Go through the listing below and say how many lines contain "this"; write nothing but the number.

+++++

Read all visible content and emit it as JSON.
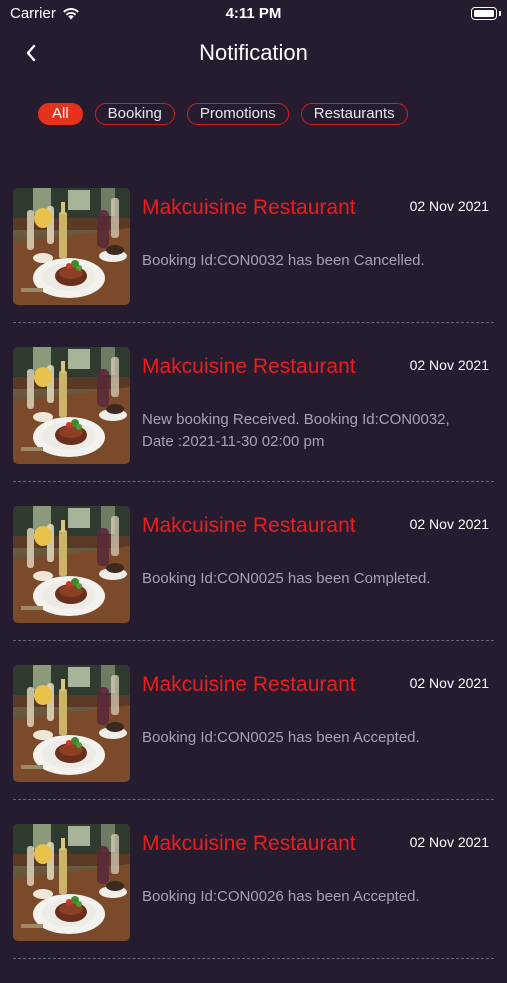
{
  "status_bar": {
    "carrier": "Carrier",
    "time": "4:11 PM"
  },
  "header": {
    "title": "Notification"
  },
  "filters": [
    {
      "label": "All",
      "active": true
    },
    {
      "label": "Booking",
      "active": false
    },
    {
      "label": "Promotions",
      "active": false
    },
    {
      "label": "Restaurants",
      "active": false
    }
  ],
  "notifications": [
    {
      "restaurant": "Makcuisine Restaurant",
      "date": "02 Nov 2021",
      "message": "Booking Id:CON0032 has been Cancelled."
    },
    {
      "restaurant": "Makcuisine Restaurant",
      "date": "02 Nov 2021",
      "message": "New booking Received. Booking Id:CON0032, Date :2021-11-30 02:00 pm"
    },
    {
      "restaurant": "Makcuisine Restaurant",
      "date": "02 Nov 2021",
      "message": "Booking Id:CON0025 has been Completed."
    },
    {
      "restaurant": "Makcuisine Restaurant",
      "date": "02 Nov 2021",
      "message": "Booking Id:CON0025 has been Accepted."
    },
    {
      "restaurant": "Makcuisine Restaurant",
      "date": "02 Nov 2021",
      "message": "Booking Id:CON0026 has been Accepted."
    }
  ]
}
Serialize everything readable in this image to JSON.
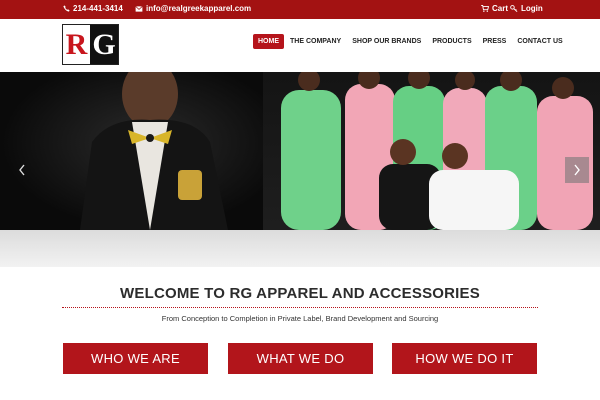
{
  "topbar": {
    "phone": "214-441-3414",
    "email": "info@realgreekapparel.com",
    "cart_label": "Cart",
    "login_label": "Login"
  },
  "logo": {
    "letter1": "R",
    "letter2": "G"
  },
  "nav": {
    "items": [
      "HOME",
      "THE COMPANY",
      "SHOP OUR BRANDS",
      "PRODUCTS",
      "PRESS",
      "CONTACT US"
    ],
    "active": "HOME"
  },
  "colors": {
    "brand_red": "#b2151b",
    "topbar_red": "#a31212"
  },
  "welcome": {
    "title": "WELCOME TO RG APPAREL AND ACCESSORIES",
    "tagline": "From Conception to Completion in Private Label, Brand Development and Sourcing"
  },
  "cta": [
    "WHO WE ARE",
    "WHAT WE DO",
    "HOW WE DO IT"
  ]
}
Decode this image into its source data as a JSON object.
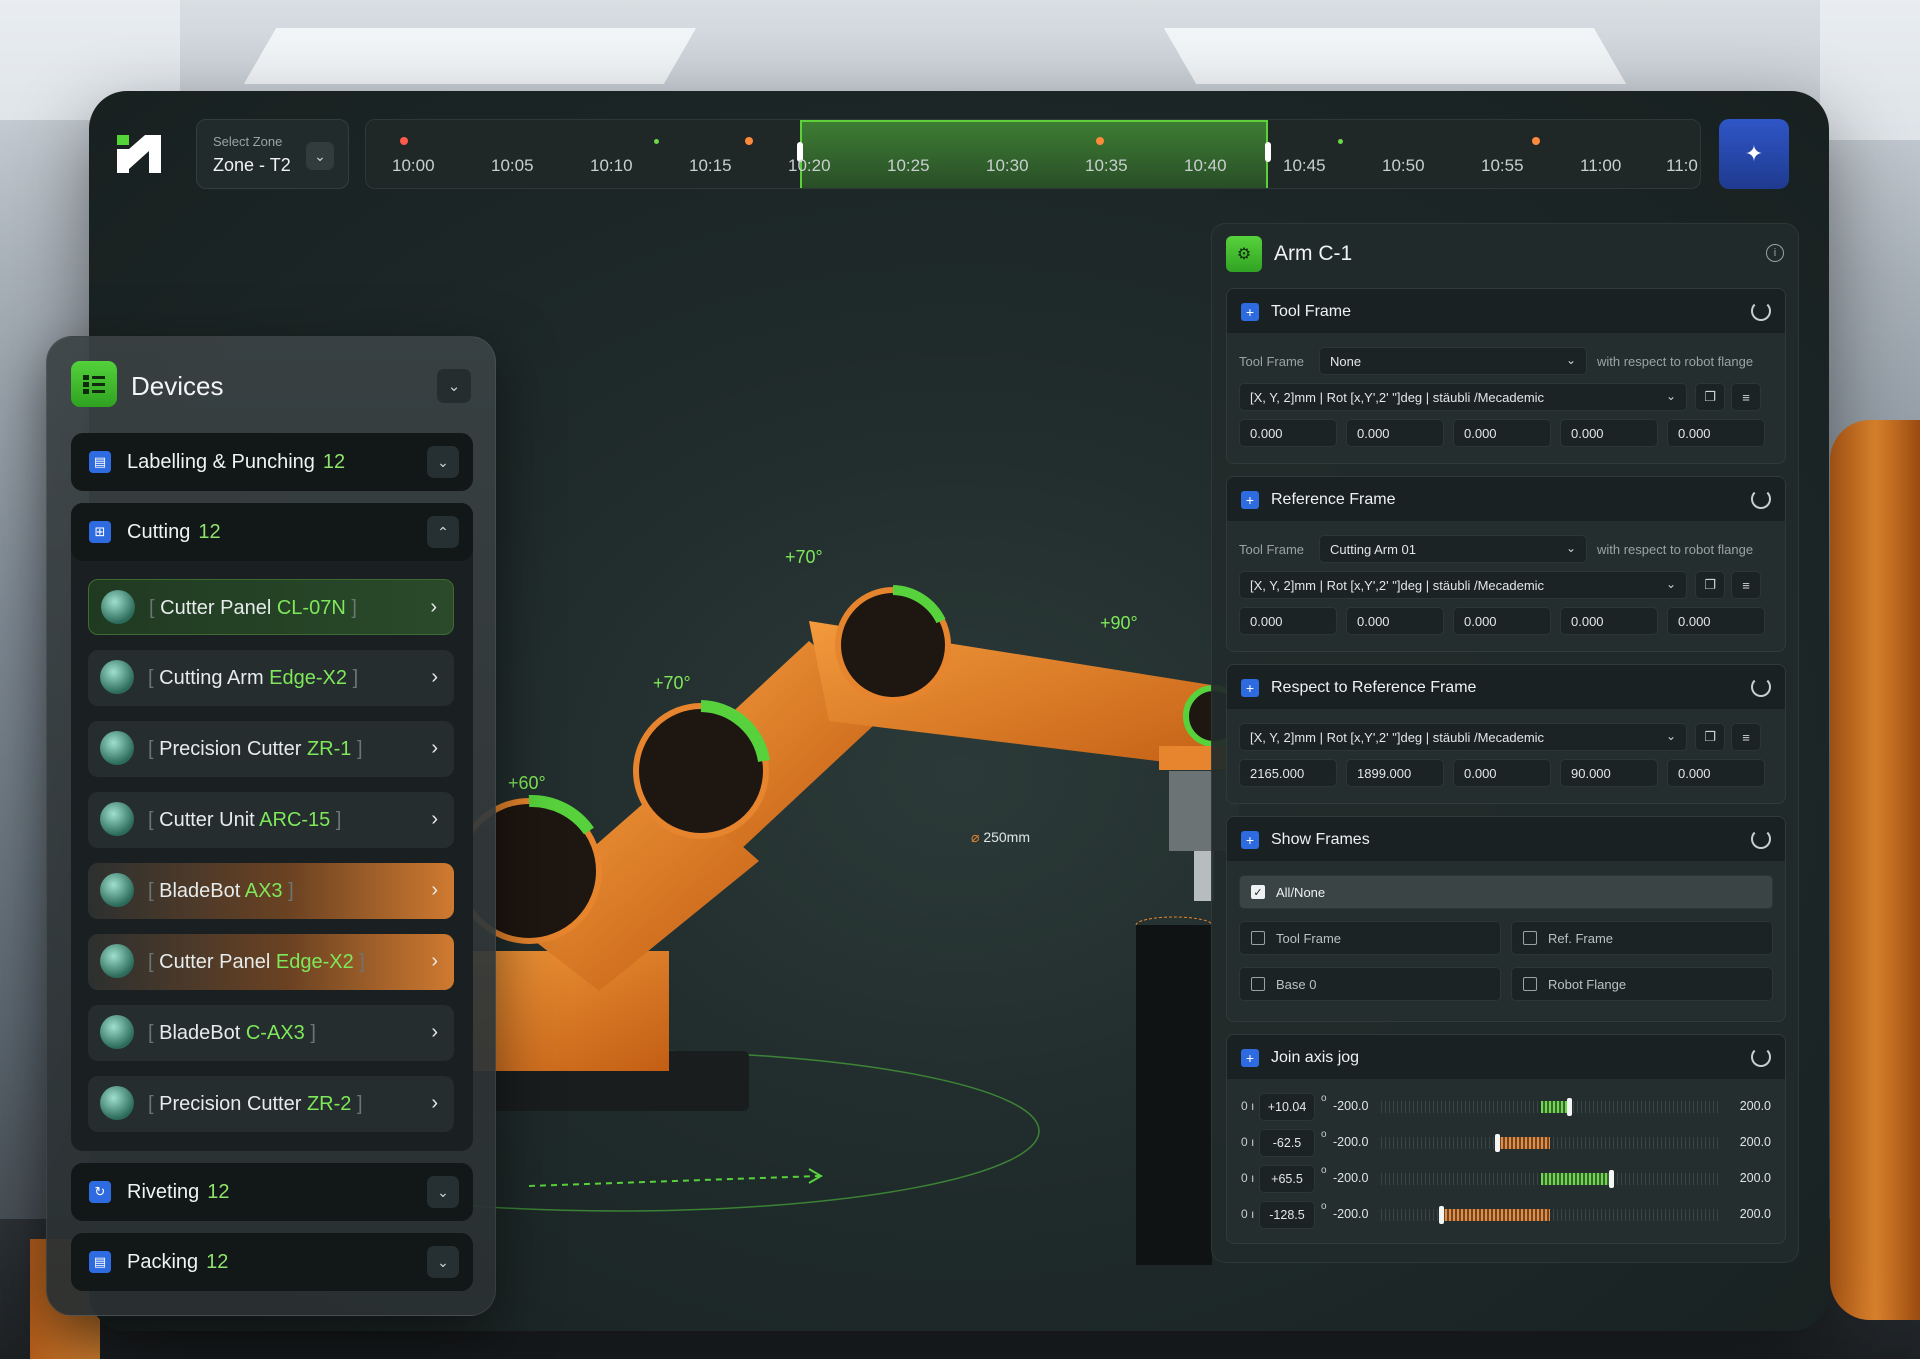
{
  "header": {
    "zone_label": "Select Zone",
    "zone_value": "Zone - T2",
    "timeline": [
      "10:00",
      "10:05",
      "10:10",
      "10:15",
      "10:20",
      "10:25",
      "10:30",
      "10:35",
      "10:40",
      "10:45",
      "10:50",
      "10:55",
      "11:00",
      "11:0"
    ],
    "ai_icon": "sparkle-icon"
  },
  "scene": {
    "joint_1": "+60°",
    "joint_2": "+70°",
    "joint_3": "+70°",
    "joint_4": "+90°",
    "diameter": "250mm"
  },
  "devices": {
    "title": "Devices",
    "categories": {
      "labelling": {
        "name": "Labelling & Punching",
        "count": "12"
      },
      "cutting": {
        "name": "Cutting",
        "count": "12"
      },
      "riveting": {
        "name": "Riveting",
        "count": "12"
      },
      "packing": {
        "name": "Packing",
        "count": "12"
      }
    },
    "items": [
      {
        "name": "Cutter Panel",
        "code": "CL-07N"
      },
      {
        "name": "Cutting Arm",
        "code": "Edge-X2"
      },
      {
        "name": "Precision Cutter",
        "code": "ZR-1"
      },
      {
        "name": "Cutter Unit",
        "code": "ARC-15"
      },
      {
        "name": "BladeBot",
        "code": "AX3"
      },
      {
        "name": "Cutter Panel",
        "code": "Edge-X2"
      },
      {
        "name": "BladeBot",
        "code": "C-AX3"
      },
      {
        "name": "Precision Cutter",
        "code": "ZR-2"
      }
    ],
    "bracket_open": "[",
    "bracket_close": "]"
  },
  "panel": {
    "title": "Arm  C-1",
    "tool_frame": {
      "title": "Tool Frame",
      "label": "Tool Frame",
      "select": "None",
      "note": "with respect to robot flange",
      "format": "[X, Y, 2]mm | Rot [x,Y',2' \"]deg | stäubli /Mecademic",
      "values": [
        "0.000",
        "0.000",
        "0.000",
        "0.000",
        "0.000"
      ]
    },
    "reference_frame": {
      "title": "Reference Frame",
      "label": "Tool Frame",
      "select": "Cutting Arm 01",
      "note": "with respect to robot flange",
      "format": "[X, Y, 2]mm | Rot [x,Y',2' \"]deg | stäubli /Mecademic",
      "values": [
        "0.000",
        "0.000",
        "0.000",
        "0.000",
        "0.000"
      ]
    },
    "respect_frame": {
      "title": "Respect to Reference Frame",
      "format": "[X, Y, 2]mm | Rot [x,Y',2' \"]deg | stäubli /Mecademic",
      "values": [
        "2165.000",
        "1899.000",
        "0.000",
        "90.000",
        "0.000"
      ]
    },
    "show_frames": {
      "title": "Show Frames",
      "all": "All/None",
      "options": [
        "Tool Frame",
        "Ref. Frame",
        "Base 0",
        "Robot Flange"
      ]
    },
    "jog": {
      "title": "Join axis jog",
      "rows": [
        {
          "axis": "0 ı",
          "value": "+10.04",
          "deg": "o",
          "min": "-200.0",
          "max": "200.0"
        },
        {
          "axis": "0 ı",
          "value": "-62.5",
          "deg": "o",
          "min": "-200.0",
          "max": "200.0"
        },
        {
          "axis": "0 ı",
          "value": "+65.5",
          "deg": "o",
          "min": "-200.0",
          "max": "200.0"
        },
        {
          "axis": "0 ı",
          "value": "-128.5",
          "deg": "o",
          "min": "-200.0",
          "max": "200.0"
        }
      ]
    }
  }
}
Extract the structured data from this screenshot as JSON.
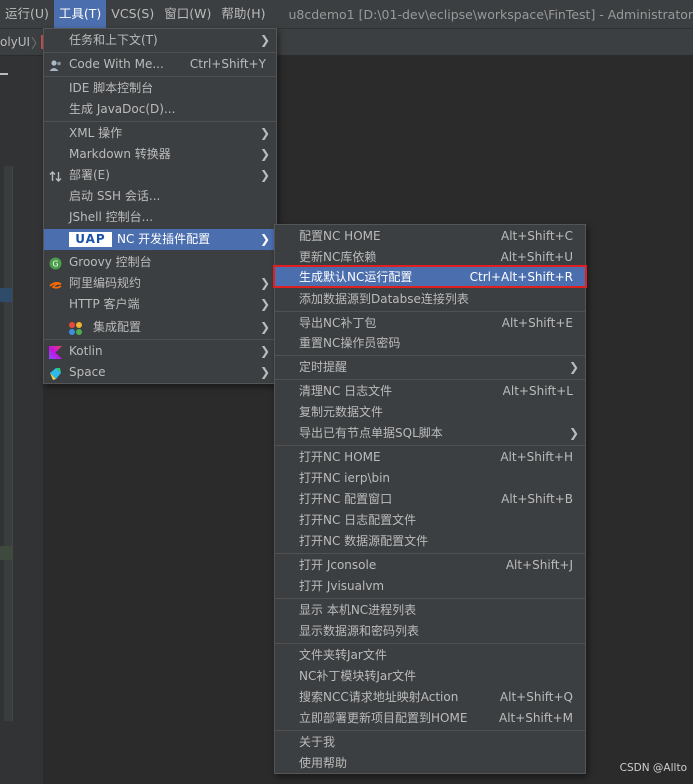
{
  "menubar": {
    "items": [
      {
        "label": "运行(U)",
        "active": false
      },
      {
        "label": "工具(T)",
        "active": true
      },
      {
        "label": "VCS(S)",
        "active": false
      },
      {
        "label": "窗口(W)",
        "active": false
      },
      {
        "label": "帮助(H)",
        "active": false
      }
    ],
    "window_title": "u8cdemo1 [D:\\01-dev\\eclipse\\workspace\\FinTest] - Administrator"
  },
  "navbar": {
    "crumb": "olyUI",
    "sep": "〉"
  },
  "tools_menu": {
    "items": [
      {
        "label": "任务和上下文(T)",
        "submenu": true
      },
      {
        "label": "Code With Me...",
        "shortcut": "Ctrl+Shift+Y",
        "icon": "person-icon"
      },
      {
        "label": "IDE 脚本控制台"
      },
      {
        "label": "生成 JavaDoc(D)..."
      },
      {
        "label": "XML 操作",
        "submenu": true
      },
      {
        "label": "Markdown 转换器",
        "submenu": true
      },
      {
        "label": "部署(E)",
        "submenu": true,
        "icon": "deploy-arrows-icon"
      },
      {
        "label": "启动 SSH 会话..."
      },
      {
        "label": "JShell 控制台..."
      },
      {
        "label": "NC 开发插件配置",
        "submenu": true,
        "highlighted": true,
        "logo": "UAP"
      },
      {
        "label": "Groovy 控制台",
        "icon": "groovy-icon"
      },
      {
        "label": "阿里编码规约",
        "submenu": true,
        "icon": "alibaba-icon"
      },
      {
        "label": "HTTP 客户端",
        "submenu": true
      },
      {
        "label": "集成配置",
        "submenu": true,
        "icon": "integration-icon"
      },
      {
        "label": "Kotlin",
        "submenu": true,
        "icon": "kotlin-icon"
      },
      {
        "label": "Space",
        "submenu": true,
        "icon": "space-icon"
      }
    ]
  },
  "nc_menu": {
    "items": [
      {
        "label": "配置NC HOME",
        "shortcut": "Alt+Shift+C"
      },
      {
        "label": "更新NC库依赖",
        "shortcut": "Alt+Shift+U"
      },
      {
        "label": "生成默认NC运行配置",
        "shortcut": "Ctrl+Alt+Shift+R",
        "highlighted": true
      },
      {
        "label": "添加数据源到Databse连接列表"
      },
      {
        "label": "导出NC补丁包",
        "shortcut": "Alt+Shift+E"
      },
      {
        "label": "重置NC操作员密码"
      },
      {
        "label": "定时提醒",
        "submenu": true
      },
      {
        "label": "清理NC 日志文件",
        "shortcut": "Alt+Shift+L"
      },
      {
        "label": "复制元数据文件"
      },
      {
        "label": "导出已有节点单据SQL脚本",
        "submenu": true
      },
      {
        "label": "打开NC HOME",
        "shortcut": "Alt+Shift+H"
      },
      {
        "label": "打开NC ierp\\bin"
      },
      {
        "label": "打开NC 配置窗口",
        "shortcut": "Alt+Shift+B"
      },
      {
        "label": "打开NC 日志配置文件"
      },
      {
        "label": "打开NC 数据源配置文件"
      },
      {
        "label": "打开 Jconsole",
        "shortcut": "Alt+Shift+J"
      },
      {
        "label": "打开 Jvisualvm"
      },
      {
        "label": "显示 本机NC进程列表"
      },
      {
        "label": "显示数据源和密码列表"
      },
      {
        "label": "文件夹转Jar文件"
      },
      {
        "label": "NC补丁模块转Jar文件"
      },
      {
        "label": "搜索NCC请求地址映射Action",
        "shortcut": "Alt+Shift+Q"
      },
      {
        "label": "立即部署更新项目配置到HOME",
        "shortcut": "Alt+Shift+M"
      },
      {
        "label": "关于我"
      },
      {
        "label": "使用帮助"
      }
    ]
  },
  "watermark": "CSDN @Allto",
  "colors": {
    "menu_bg": "#3c3f41",
    "highlight": "#4b6eaf",
    "text": "#bbbbbb",
    "red_box": "#e02020"
  }
}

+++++

Response area.
3